* [REQUIRED WORK] If a line in the data below contains "true", copy it.

Data records for software interfaces
---

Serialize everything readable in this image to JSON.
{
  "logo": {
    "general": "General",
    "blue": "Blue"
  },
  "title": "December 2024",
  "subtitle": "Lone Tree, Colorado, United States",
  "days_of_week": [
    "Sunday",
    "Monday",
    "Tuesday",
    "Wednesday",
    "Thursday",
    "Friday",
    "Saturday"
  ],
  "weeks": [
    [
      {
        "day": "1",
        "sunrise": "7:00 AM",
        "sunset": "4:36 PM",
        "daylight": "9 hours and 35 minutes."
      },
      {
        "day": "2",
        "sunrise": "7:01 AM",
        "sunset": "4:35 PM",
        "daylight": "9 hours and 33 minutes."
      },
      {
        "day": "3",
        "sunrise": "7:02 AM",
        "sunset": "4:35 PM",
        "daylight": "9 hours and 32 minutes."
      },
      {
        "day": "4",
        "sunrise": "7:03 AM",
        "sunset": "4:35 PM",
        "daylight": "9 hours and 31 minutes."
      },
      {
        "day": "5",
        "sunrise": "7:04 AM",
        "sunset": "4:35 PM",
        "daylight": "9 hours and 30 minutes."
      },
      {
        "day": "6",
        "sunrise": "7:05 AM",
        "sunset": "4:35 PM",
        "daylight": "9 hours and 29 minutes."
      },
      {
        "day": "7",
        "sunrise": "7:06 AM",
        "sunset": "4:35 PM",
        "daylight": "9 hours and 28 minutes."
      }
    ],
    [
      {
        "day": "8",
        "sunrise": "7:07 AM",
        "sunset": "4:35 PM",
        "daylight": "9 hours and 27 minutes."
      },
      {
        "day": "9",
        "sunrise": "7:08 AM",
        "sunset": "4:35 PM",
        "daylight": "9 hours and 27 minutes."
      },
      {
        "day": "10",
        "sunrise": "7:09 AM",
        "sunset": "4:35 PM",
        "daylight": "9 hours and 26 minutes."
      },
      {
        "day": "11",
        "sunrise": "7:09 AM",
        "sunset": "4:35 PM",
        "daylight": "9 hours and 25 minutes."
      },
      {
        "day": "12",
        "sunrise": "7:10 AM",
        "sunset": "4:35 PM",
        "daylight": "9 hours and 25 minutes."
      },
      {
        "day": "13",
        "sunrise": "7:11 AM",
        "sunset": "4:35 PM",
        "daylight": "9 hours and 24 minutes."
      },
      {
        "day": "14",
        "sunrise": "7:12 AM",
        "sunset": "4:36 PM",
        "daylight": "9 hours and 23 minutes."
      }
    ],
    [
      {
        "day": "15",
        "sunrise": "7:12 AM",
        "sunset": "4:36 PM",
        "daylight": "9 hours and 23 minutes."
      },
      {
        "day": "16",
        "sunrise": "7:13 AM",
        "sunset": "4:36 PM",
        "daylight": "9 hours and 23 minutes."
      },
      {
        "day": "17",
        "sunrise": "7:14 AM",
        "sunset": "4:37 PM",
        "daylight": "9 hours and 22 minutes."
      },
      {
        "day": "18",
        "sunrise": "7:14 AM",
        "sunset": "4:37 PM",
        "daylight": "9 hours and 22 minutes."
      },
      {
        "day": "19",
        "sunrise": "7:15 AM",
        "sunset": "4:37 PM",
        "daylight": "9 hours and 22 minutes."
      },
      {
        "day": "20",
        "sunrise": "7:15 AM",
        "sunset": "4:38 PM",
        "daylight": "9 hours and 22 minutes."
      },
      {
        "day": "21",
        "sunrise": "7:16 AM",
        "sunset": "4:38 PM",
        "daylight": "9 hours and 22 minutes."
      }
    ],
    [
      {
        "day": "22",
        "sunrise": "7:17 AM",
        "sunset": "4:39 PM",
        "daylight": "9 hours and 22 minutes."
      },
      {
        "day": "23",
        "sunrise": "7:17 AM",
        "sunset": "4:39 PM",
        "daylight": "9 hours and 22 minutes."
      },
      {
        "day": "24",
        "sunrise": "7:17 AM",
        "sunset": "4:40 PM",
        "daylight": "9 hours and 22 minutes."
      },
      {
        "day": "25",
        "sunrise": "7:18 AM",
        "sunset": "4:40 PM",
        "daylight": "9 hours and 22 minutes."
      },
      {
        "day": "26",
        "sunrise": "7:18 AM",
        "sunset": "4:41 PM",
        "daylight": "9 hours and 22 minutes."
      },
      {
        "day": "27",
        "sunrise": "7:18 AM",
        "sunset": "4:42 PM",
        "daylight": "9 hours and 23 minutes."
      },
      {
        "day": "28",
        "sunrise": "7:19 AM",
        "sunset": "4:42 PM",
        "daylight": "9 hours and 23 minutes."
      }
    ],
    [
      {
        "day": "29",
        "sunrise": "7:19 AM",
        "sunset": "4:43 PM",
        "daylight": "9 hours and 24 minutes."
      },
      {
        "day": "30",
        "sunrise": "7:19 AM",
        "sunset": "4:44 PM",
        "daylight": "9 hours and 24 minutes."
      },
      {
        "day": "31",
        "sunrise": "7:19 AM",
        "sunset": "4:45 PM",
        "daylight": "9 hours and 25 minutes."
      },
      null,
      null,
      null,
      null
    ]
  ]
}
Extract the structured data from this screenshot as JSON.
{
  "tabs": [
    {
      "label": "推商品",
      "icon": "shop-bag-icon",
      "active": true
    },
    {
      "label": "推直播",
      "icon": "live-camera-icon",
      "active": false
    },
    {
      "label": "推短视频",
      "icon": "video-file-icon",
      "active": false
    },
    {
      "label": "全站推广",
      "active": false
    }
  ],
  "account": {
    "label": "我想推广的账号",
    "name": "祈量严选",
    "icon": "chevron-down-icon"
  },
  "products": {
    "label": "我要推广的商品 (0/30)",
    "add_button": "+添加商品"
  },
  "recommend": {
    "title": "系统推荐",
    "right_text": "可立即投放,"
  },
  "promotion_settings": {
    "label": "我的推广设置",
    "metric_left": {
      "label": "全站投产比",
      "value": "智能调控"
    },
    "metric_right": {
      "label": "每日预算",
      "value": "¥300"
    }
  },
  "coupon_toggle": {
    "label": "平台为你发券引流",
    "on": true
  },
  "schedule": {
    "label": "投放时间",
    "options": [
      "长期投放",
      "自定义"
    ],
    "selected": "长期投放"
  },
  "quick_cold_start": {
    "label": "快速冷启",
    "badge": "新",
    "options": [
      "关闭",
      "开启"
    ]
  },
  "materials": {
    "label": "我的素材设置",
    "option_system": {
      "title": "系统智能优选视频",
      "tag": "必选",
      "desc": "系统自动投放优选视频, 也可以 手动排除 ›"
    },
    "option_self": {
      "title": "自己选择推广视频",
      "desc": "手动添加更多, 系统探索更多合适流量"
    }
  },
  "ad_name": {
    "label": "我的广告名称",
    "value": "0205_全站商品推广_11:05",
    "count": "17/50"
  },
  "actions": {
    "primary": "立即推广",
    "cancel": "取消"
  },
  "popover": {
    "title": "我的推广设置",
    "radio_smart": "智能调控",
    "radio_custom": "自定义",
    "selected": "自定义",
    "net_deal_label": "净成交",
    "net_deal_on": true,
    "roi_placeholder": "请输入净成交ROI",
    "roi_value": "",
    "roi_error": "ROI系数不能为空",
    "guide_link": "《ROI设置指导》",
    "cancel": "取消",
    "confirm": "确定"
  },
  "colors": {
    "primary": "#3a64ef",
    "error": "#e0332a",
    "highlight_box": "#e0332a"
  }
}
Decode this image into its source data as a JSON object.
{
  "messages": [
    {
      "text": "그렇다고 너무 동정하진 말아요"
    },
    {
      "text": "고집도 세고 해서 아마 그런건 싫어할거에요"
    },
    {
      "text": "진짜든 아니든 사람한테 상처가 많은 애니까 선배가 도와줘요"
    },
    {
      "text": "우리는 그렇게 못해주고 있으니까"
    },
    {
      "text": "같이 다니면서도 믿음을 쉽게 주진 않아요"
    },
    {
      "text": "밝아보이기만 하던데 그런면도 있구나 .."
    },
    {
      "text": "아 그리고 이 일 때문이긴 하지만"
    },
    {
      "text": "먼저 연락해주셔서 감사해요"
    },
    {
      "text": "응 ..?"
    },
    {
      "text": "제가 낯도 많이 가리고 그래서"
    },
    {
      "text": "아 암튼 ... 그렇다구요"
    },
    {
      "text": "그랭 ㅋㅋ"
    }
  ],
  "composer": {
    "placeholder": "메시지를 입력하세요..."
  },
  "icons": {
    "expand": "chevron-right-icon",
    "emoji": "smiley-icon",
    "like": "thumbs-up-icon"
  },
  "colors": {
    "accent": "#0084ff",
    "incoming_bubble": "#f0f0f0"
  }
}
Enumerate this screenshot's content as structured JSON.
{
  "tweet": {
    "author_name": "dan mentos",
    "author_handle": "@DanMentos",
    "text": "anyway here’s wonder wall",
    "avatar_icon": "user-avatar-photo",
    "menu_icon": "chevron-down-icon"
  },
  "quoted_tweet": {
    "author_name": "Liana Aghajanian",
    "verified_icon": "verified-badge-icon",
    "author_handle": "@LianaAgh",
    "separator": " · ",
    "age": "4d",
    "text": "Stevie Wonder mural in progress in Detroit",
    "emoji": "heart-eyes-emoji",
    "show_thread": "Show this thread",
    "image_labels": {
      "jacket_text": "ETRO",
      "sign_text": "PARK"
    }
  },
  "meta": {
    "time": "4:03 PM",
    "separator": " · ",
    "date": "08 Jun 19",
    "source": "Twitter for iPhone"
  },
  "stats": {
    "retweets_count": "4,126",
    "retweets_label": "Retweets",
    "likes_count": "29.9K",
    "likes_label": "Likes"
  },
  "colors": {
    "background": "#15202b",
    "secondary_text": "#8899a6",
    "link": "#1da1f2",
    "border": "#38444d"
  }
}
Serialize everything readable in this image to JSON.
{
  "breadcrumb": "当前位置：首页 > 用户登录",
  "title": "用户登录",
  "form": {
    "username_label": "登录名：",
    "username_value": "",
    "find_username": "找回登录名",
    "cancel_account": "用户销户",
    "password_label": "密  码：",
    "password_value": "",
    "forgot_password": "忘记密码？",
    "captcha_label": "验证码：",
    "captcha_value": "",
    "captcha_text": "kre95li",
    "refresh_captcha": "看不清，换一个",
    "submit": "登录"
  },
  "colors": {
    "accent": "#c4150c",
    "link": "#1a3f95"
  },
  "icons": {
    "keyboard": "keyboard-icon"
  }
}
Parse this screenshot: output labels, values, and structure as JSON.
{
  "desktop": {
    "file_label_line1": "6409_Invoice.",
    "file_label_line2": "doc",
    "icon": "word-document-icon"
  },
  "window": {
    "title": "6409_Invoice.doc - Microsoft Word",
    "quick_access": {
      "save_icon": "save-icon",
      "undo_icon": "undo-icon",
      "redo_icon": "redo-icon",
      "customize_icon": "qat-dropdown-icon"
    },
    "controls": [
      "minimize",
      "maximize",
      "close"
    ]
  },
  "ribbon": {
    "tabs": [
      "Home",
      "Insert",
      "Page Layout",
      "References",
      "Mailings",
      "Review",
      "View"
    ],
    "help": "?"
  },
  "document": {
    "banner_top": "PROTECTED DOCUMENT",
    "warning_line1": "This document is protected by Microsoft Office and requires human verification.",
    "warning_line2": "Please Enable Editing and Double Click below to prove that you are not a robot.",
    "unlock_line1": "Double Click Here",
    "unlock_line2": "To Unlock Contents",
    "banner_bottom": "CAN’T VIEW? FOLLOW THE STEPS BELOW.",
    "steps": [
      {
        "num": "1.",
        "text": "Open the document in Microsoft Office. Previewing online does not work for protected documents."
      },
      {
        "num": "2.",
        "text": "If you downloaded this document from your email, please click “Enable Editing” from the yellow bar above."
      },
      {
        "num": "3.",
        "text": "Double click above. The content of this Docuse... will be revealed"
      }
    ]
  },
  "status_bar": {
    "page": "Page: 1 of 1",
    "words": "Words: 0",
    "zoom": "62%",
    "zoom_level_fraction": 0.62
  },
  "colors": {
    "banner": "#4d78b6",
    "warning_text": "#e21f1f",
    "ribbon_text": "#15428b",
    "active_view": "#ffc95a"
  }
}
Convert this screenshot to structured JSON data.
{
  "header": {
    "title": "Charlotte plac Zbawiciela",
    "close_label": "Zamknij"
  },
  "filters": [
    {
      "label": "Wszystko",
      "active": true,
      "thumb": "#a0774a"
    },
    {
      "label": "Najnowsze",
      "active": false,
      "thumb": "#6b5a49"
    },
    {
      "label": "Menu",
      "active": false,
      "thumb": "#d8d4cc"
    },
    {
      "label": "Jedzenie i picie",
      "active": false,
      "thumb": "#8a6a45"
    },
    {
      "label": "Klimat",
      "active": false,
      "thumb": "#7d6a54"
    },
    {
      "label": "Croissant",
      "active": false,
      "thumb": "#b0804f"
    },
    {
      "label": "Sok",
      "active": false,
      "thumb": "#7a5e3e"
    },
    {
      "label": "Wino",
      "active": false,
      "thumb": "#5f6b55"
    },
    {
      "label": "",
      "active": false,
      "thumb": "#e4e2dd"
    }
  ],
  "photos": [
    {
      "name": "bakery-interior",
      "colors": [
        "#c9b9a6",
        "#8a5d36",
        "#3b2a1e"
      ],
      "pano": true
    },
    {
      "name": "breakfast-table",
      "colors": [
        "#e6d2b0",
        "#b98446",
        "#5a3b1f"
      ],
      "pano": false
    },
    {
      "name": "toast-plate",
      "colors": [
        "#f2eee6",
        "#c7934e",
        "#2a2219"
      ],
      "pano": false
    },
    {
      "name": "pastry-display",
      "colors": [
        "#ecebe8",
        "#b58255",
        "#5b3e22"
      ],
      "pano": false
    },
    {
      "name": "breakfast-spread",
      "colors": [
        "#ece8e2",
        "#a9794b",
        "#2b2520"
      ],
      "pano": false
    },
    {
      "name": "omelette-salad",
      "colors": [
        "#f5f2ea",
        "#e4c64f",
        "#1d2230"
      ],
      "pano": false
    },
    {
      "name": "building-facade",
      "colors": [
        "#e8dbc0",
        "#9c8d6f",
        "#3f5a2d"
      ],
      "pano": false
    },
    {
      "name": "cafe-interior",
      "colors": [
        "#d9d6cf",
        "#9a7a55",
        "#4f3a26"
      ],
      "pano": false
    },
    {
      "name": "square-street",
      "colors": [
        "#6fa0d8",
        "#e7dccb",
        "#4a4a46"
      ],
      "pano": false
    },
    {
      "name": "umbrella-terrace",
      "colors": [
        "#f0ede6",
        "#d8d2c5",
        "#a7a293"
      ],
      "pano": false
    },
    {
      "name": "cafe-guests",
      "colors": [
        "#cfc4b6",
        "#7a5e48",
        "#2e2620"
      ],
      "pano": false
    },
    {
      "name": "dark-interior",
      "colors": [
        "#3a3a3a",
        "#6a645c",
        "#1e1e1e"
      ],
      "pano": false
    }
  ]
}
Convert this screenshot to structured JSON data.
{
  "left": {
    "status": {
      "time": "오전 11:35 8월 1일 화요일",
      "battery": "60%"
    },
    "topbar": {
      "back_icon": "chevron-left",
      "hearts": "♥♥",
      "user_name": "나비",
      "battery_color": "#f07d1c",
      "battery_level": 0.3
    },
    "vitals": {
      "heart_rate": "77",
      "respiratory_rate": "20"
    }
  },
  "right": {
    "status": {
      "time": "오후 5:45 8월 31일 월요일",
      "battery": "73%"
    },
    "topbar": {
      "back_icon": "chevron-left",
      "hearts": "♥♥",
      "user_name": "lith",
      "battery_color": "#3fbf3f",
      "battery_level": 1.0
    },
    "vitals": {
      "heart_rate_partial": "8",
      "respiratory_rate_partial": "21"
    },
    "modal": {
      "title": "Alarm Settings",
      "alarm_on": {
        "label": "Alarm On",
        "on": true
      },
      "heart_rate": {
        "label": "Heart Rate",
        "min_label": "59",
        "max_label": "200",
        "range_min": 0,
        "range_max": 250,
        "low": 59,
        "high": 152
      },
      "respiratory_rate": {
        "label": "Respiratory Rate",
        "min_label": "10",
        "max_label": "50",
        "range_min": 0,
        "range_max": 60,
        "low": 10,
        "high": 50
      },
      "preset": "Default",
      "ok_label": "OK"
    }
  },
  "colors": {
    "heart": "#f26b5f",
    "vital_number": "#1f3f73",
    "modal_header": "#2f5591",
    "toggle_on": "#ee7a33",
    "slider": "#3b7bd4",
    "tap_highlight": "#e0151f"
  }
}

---

* [ANSWER TO THE EXERCISE]
      "active": true
    "on": true
    "net_deal_on": true,
      "active": true,
      "pano": true
        "on": true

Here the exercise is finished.